DPA user authentication
DPA offers the user authentication options described in the following sections.
AD and LDAP
DPA supports Active Directory (AD) and Lightweight Directory Access Protocol (LDAP) authentication. Using your existing authentication infrastructure eliminates the need to duplicate your user accounts in DPA. After you configure AD or LDAP authentication, users can log in with their domain account or a custom user account created by DPA.
AD user authentication
DPA integrates with Windows Active Directory (AD). DPA uses the security group information from AD to assign permissions to groups. To configure DPA user authentication and permissions using AD, see Configure Active Directory or LDAP.
If your repository database is Azure SQL and you are monitoring one or more Azure SQL databases, you can use Azure AD authentication in DPA. To configure DPA user authentication and permissions using Azure AD, see Use Azure AD authentication in DPA.
LDAP user authentication
DPA integrates with most LDAP implementations to assign permissions to groups.
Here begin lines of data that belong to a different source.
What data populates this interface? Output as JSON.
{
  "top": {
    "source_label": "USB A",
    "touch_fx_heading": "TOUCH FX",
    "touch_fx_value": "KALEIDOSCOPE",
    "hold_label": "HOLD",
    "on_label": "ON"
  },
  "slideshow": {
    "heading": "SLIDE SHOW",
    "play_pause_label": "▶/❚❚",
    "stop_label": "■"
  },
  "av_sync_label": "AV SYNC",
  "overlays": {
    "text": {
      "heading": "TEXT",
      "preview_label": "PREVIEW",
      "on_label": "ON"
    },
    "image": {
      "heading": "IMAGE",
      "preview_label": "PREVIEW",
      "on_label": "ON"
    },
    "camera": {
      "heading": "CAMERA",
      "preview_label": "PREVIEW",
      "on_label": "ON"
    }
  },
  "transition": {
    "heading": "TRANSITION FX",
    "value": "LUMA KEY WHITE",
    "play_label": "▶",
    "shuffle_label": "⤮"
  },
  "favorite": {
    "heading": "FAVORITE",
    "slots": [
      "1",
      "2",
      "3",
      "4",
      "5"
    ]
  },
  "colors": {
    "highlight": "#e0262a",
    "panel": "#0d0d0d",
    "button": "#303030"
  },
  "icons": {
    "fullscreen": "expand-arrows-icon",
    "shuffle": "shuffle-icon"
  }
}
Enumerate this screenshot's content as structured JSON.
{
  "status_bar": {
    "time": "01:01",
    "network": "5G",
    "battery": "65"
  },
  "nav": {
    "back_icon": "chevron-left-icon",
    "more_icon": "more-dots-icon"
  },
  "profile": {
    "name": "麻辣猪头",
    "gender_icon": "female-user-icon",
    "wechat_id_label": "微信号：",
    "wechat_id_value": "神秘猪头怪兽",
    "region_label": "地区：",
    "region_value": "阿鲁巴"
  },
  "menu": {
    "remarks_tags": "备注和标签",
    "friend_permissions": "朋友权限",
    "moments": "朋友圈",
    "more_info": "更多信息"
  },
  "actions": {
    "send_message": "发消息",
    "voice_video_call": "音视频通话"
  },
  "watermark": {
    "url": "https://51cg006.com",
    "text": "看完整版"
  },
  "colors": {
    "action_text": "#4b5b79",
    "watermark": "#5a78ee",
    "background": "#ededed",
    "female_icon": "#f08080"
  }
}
To configure DPA user authentication and permissions using LDAP, see Configure Active Directory or LDAP.
Using single sign-on (SSO), your AD users can log in to DPA without re-entering the domain credentials they used to log in to their operating system. Before you configure DPA for SSO, configure DPA for AD authentication.
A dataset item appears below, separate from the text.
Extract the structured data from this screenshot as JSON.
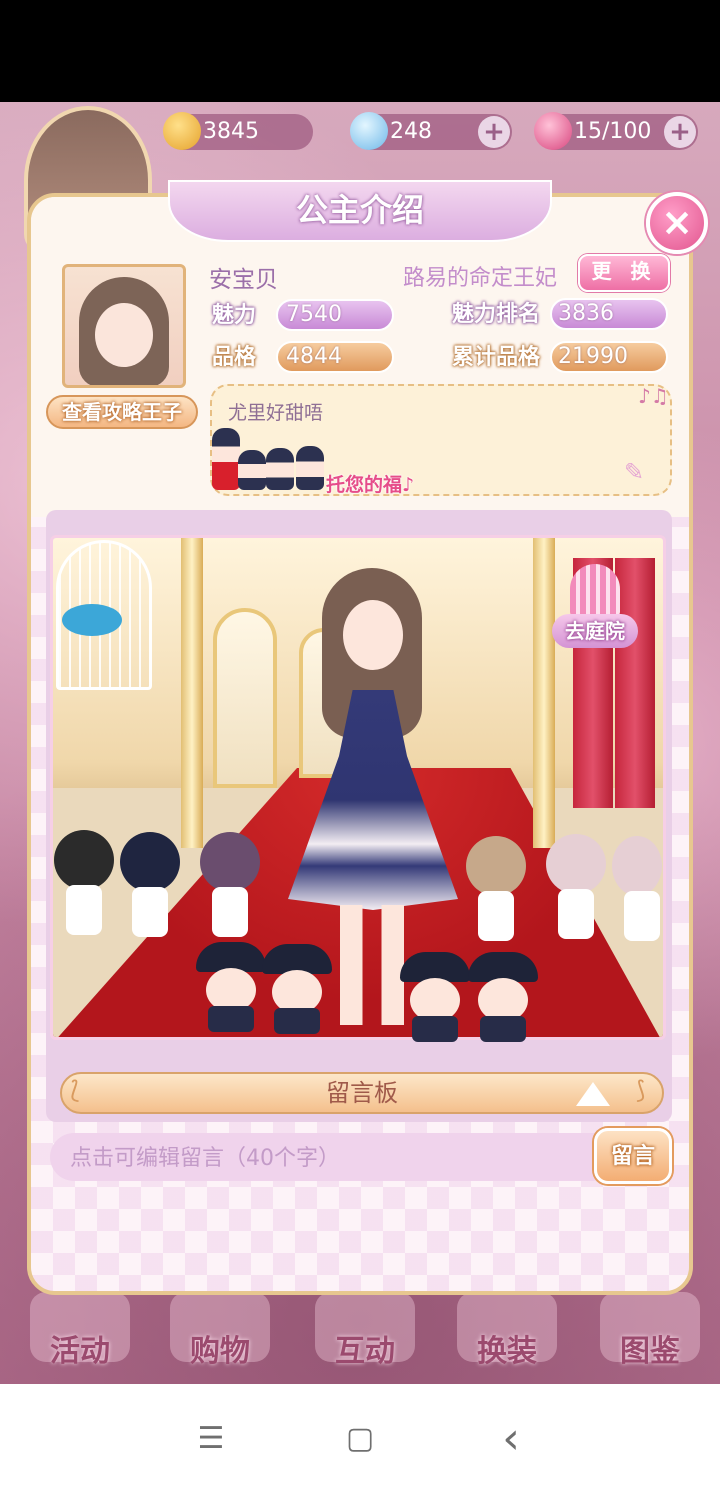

Common Access Cards
You can use a Common Access Card (CAC) to log in to Windows and DPA. Before using a CAC, configure DPA for AD, and then for SSO as described in the sections above.
SAML authentication in DPA offers single sign-on (SSO) and the opportunity to use different credential storage or multifactor authentications using third-party providers like Okta, Azure AD, or Keycloak.
What is SAML?
The Security Assertion Markup Language (SAML) is an open standard for exchanging authentication and authorization data between an identity provider (IdP) and a service provider (SP). The most common use of SAML is web browser single sign-on (SSO). DPA supports SAML 2.0.
Authentication is determining that the users are who they claim to be. Authorization is determining if users have the right to access certain systems or content.